Dyeing and HMQS
I am always on the lookout for fabric I can purchase locally that is suitable for dyeing. I got a belated (very!) birthday present not long ago- a gift card to Joann's. I went up to the larger Draper store last weekend, and must have walked the entire place 3-4 times. But in the end, I decided to go with a bolt of cotton-bamboo fabric. It's bleached, 200 thread count, and looked and felt as good as the Kona muslin I've dyed in the past.
I scoured it, and then tore off two half-yard pieces to dye in shallow trays. I was also using up the last of the dye solutions I've had in my little studio frig since late last fall- at least five months old, and probably older. Here's what I got-
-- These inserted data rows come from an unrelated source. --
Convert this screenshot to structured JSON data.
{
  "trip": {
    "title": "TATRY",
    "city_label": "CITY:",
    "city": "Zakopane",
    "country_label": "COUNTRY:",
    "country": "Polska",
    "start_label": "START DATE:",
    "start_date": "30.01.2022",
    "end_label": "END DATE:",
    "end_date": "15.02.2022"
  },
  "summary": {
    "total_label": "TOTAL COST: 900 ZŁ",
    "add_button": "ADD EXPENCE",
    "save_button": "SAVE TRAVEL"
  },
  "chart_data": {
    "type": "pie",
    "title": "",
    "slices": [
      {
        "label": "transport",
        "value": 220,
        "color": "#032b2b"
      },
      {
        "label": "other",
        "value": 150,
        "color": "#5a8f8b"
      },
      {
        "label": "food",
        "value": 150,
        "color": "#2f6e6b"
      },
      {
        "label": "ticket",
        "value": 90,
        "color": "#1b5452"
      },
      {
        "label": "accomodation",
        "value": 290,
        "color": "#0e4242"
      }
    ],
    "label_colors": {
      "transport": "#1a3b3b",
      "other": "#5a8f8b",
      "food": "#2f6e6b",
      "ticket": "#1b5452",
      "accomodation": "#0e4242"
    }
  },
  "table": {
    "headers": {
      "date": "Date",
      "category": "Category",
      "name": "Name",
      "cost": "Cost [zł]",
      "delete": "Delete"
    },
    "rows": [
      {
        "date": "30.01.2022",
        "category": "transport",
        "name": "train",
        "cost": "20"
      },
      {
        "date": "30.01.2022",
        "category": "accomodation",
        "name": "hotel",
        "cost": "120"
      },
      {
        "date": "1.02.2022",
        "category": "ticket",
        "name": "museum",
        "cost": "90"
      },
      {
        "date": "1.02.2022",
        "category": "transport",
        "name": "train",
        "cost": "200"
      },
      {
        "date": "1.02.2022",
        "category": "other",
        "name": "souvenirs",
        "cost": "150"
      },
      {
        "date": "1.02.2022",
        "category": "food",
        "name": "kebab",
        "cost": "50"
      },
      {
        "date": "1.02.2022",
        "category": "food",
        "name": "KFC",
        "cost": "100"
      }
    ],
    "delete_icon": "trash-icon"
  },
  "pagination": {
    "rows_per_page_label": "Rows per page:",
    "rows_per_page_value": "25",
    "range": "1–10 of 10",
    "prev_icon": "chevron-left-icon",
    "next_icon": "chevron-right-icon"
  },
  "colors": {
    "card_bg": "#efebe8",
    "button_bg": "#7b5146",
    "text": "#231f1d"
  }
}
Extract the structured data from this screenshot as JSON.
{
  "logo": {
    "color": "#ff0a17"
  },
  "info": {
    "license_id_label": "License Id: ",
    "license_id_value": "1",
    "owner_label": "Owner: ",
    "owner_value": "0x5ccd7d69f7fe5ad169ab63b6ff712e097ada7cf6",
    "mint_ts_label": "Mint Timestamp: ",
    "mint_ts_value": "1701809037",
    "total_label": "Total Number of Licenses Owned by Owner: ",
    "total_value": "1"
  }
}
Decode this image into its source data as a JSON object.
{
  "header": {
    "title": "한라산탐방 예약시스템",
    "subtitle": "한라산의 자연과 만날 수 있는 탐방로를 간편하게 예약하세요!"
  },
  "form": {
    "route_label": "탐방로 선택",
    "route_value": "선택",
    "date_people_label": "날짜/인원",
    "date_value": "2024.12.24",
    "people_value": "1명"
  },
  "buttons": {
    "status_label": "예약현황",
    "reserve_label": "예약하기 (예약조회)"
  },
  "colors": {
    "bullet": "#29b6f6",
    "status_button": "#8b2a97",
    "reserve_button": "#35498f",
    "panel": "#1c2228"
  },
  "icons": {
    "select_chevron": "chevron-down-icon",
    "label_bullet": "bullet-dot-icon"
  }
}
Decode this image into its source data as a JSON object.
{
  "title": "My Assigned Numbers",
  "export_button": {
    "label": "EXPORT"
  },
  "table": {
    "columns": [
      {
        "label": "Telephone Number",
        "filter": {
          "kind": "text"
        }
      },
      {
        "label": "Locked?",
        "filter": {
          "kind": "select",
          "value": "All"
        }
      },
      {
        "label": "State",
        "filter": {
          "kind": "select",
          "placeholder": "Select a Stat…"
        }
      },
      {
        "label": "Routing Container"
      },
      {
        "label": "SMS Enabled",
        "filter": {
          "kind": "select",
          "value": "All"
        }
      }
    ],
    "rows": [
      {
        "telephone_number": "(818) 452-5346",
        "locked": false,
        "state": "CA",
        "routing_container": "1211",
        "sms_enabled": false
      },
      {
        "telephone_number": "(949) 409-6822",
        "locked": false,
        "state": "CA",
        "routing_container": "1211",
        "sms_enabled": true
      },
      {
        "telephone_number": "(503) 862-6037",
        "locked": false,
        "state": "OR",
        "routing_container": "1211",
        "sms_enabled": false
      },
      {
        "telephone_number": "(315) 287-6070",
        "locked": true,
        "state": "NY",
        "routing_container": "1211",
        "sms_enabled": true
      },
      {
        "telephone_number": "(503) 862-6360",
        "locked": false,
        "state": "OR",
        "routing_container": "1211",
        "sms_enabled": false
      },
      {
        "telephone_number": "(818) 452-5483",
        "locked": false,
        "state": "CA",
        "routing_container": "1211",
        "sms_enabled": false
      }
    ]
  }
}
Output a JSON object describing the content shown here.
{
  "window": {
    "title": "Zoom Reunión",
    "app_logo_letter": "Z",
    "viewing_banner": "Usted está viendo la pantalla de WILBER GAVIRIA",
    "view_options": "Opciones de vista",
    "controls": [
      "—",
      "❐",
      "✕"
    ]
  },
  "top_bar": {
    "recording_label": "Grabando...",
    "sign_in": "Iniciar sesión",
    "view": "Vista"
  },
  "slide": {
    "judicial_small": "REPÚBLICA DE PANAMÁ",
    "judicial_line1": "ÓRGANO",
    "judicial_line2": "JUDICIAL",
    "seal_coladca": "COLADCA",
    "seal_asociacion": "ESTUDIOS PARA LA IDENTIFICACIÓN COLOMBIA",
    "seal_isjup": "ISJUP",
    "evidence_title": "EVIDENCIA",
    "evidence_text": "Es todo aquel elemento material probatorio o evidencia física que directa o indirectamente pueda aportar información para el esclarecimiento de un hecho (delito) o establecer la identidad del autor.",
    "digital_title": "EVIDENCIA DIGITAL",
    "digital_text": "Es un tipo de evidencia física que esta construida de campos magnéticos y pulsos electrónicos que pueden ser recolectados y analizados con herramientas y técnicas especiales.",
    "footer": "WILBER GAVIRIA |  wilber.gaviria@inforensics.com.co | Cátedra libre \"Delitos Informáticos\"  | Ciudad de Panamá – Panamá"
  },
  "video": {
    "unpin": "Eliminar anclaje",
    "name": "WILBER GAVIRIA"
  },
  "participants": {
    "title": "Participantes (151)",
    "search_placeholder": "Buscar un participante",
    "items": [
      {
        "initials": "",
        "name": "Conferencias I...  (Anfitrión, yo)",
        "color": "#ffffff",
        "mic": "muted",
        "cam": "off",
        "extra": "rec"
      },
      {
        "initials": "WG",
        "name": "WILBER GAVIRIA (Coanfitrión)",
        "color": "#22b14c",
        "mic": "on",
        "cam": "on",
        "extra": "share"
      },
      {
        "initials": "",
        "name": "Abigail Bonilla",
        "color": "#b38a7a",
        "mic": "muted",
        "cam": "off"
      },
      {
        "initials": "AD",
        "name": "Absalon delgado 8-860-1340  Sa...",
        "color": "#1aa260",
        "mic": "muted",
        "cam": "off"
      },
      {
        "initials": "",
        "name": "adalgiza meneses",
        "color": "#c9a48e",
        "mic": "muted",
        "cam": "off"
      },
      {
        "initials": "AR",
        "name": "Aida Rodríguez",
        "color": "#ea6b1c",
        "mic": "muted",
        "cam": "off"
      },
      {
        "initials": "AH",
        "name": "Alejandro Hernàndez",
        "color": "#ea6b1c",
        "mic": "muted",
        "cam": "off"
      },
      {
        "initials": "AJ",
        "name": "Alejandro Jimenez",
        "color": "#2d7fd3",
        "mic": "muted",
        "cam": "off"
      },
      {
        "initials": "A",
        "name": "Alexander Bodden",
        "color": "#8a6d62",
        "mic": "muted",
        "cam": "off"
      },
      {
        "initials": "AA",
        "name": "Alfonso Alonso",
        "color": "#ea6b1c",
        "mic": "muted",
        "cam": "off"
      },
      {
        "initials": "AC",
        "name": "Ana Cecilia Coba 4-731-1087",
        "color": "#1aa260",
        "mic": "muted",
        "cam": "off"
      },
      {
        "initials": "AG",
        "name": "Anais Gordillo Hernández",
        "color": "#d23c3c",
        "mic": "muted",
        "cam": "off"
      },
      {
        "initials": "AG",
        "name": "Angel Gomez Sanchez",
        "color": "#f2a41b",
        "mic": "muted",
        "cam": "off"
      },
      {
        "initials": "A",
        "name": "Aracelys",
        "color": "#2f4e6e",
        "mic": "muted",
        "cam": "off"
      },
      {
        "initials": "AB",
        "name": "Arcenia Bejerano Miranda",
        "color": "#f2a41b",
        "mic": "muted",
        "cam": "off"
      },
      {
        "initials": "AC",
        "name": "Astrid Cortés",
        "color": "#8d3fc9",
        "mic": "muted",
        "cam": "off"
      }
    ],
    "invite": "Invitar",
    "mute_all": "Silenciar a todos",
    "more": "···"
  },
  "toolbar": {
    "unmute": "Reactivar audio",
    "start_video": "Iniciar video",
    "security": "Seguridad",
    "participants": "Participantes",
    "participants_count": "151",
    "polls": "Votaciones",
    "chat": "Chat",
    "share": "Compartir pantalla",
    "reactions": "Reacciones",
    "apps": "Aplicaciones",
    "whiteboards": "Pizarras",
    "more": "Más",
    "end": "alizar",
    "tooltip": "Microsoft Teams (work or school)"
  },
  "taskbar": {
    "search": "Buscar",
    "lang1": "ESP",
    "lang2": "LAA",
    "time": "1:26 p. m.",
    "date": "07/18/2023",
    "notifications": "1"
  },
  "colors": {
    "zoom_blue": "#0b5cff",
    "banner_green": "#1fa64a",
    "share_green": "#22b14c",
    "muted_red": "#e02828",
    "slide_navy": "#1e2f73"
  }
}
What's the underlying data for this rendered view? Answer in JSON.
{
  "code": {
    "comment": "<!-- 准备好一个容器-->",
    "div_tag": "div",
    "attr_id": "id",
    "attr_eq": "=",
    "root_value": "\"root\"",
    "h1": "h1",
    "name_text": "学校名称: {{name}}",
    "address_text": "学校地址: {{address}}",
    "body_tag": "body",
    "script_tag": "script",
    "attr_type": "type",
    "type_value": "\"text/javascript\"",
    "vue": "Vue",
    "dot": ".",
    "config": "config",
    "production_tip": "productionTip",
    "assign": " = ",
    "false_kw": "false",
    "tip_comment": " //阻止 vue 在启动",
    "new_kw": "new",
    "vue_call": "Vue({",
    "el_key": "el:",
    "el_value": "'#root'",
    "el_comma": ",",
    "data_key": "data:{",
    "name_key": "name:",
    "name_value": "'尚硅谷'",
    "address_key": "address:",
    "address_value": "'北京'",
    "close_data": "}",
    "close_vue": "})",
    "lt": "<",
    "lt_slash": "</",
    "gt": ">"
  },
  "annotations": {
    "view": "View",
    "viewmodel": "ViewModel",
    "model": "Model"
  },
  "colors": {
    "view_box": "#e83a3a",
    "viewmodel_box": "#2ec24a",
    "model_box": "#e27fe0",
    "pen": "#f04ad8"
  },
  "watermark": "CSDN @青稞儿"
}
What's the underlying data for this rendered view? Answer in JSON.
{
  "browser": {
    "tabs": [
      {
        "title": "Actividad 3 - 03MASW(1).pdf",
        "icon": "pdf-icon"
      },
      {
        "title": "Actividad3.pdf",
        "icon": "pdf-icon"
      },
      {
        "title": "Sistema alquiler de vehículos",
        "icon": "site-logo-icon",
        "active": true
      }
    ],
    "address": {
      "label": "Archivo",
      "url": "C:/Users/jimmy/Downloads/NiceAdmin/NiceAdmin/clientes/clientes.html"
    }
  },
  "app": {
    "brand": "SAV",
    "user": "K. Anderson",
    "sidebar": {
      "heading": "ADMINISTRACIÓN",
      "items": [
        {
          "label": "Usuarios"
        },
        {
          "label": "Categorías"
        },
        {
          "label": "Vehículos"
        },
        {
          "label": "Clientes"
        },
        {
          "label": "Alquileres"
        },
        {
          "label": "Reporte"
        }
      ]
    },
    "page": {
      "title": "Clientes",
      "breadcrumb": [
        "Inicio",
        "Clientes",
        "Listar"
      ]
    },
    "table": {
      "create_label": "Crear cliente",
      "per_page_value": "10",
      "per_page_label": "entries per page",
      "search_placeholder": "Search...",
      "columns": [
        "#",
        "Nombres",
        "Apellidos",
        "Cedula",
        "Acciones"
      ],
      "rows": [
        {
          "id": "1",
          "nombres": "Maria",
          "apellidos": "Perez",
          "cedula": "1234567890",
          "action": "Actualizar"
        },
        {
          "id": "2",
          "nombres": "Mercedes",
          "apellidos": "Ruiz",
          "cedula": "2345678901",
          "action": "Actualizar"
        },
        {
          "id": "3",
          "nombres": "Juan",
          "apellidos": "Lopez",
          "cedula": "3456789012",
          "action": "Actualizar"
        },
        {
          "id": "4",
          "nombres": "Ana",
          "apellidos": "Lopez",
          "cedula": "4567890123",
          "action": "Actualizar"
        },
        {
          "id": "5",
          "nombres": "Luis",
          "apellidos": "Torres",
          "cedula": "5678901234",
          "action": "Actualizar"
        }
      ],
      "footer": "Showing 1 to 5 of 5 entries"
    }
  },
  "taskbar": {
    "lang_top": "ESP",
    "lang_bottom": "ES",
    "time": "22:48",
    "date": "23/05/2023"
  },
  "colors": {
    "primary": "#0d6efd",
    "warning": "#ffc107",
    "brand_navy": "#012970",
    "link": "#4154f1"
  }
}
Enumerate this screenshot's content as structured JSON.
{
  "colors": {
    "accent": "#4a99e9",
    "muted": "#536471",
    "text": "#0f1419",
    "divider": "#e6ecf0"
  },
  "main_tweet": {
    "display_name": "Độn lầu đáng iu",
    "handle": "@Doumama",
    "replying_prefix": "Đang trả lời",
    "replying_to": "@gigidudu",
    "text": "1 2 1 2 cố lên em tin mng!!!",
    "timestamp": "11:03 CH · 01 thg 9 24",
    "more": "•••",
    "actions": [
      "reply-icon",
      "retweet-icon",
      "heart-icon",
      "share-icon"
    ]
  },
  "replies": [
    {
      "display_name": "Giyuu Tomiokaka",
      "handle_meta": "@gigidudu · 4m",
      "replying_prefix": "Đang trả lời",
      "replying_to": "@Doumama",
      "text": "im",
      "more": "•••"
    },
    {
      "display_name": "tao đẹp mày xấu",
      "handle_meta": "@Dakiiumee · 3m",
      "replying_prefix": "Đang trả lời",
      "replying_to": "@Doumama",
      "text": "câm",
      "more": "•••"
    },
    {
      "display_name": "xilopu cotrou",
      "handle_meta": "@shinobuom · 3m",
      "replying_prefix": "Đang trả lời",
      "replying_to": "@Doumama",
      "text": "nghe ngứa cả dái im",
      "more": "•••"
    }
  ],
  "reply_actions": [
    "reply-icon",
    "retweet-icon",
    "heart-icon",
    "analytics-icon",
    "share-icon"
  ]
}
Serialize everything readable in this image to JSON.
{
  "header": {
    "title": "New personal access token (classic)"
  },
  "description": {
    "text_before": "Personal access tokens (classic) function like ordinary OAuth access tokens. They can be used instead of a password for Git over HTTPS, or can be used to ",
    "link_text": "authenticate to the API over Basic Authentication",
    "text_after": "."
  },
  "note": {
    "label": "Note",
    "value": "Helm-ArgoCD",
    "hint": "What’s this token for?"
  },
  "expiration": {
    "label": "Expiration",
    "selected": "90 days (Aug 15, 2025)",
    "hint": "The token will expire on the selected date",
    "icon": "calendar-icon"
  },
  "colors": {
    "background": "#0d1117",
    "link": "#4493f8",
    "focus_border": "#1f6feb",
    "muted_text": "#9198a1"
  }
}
The fabric on the left was roughly pleated in the middle, then scrunched on each end. I turned my leftover lemon yellow dye into lime green with the addition of turquoise, then poured on stripes of the lime green, turquoise, and cerulean blue. To make sure the bottom of the fabric was in contact with the dye dregs, I tilted the tray.
The second one was just scrunched in to the tray. First I dumped light red and a bit of fire red over it, and waited a few minutes. Then I poured charcoal gray dye into the bottom of the tray, and around the edges. I tilted this tray also, then covered both with plastic and left them to batch overnight under the heat lamps.
The colors were a lot darker when the fabric was wet, but given the age of these dye solutions, I'm pleased with how they came out. I'm also pleased with the fabric. It has a nice hand, nicer than the muslin. So I think I will be getting this again. I'm going to have to figure out some smaller shallow trays- I rarely do pieces larger than a yard, and even the little dishpans I was using here could have taken two yards easy.
Yesterday I was at the Home Machine Quilting Show in Salt Lake. I did a two hour volunteer stint, walking the quilt exhibit with gloves. So I got to see everything in the judged competition, and the exhibits too. My 12 by 12 Project had and exhibit of our pieces, which was nice and drew some good comments.
There were some good entries in the art/innovative category, and my friend Suzanne was very happy to get a second place ribbon with her quilt. I also saw some names I recognized- Barbara Barrick McKie had two quilts, and Cynthia England had one also. Anna Vandemark from Wisconsin took Best of Show. We must be coming up in the world to attract quilters from that far away.
My feet were aching after my two hours, but I spent another hour or so walking the vendor mall. In the end, I didn't get much. I renewed my subscription to Machine Quilting Unlimited, I bought Magic Genie Bobbin Washers from Sharon Schamber, and I got a black Hobbs Heirloom batt. I tried Sharon's Quilt Halo on her Juki, then tried another similar gadget that a local fabric store had- on their sit-down HQ16. In the end, I got the gadget from the fabric store. I liked the way it handled better, and it was cheaper and discounted to boot. Bottom line, I did not go crazy. No thread, no fabric, no surface design stuff.
I did take pictures, but I borrowed Shannon's camera and can't download them to my computer because the camera is a Fuji and I don't have the right software. So I'm waiting for her to burn them to a CD.
My package from Dick Blick arrived today, so I am working on my IT! piece. I really hope what is in my head looks good in fabric, because I don't have the luxury of time and redoes this month. Two members are already done with theirs!